Data about app and page elements:

━━━━━━━━━━

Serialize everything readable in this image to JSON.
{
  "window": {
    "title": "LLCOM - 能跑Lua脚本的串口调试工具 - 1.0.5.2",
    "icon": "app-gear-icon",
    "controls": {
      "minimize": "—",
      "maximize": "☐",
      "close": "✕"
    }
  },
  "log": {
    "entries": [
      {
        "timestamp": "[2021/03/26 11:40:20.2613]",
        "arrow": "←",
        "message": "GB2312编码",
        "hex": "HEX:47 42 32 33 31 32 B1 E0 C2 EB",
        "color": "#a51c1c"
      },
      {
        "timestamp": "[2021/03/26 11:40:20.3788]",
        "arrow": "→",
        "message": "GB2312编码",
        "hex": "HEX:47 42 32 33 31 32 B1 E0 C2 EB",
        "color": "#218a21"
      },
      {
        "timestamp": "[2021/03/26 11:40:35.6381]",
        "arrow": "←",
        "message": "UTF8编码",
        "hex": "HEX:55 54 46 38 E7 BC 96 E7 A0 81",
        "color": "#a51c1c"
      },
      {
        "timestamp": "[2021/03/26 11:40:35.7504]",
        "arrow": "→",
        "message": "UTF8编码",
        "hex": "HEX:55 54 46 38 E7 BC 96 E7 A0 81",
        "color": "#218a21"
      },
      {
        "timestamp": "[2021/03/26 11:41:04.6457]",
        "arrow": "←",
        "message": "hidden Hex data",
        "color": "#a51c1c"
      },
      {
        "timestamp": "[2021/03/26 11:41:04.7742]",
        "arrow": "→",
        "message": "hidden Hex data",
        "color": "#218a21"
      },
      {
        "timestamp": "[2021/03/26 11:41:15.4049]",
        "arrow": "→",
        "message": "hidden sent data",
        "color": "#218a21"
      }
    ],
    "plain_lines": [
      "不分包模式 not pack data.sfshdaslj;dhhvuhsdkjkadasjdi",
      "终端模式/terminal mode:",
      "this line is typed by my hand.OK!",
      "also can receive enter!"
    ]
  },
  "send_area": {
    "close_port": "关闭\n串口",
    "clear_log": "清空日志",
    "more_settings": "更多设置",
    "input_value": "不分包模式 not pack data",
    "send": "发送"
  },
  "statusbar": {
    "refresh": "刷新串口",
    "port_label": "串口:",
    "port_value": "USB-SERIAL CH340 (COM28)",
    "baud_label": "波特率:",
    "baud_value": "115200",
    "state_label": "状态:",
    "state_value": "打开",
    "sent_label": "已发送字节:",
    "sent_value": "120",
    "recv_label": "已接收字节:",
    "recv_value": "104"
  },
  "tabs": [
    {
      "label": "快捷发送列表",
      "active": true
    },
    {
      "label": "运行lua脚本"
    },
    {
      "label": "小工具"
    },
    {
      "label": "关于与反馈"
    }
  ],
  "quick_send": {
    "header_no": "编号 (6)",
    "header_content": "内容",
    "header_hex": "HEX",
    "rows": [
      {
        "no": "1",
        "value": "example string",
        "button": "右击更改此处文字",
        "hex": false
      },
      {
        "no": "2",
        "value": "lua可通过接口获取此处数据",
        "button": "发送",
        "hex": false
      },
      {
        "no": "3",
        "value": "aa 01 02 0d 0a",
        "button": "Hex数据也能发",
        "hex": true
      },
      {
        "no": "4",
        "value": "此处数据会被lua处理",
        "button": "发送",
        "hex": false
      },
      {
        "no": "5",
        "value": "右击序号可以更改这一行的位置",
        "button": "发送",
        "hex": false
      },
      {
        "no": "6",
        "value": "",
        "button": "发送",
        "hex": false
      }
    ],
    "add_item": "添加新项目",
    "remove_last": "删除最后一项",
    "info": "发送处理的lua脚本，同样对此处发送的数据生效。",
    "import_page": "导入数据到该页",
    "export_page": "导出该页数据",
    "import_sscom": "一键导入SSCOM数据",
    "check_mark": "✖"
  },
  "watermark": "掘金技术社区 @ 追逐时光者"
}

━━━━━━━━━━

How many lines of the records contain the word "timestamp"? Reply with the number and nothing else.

7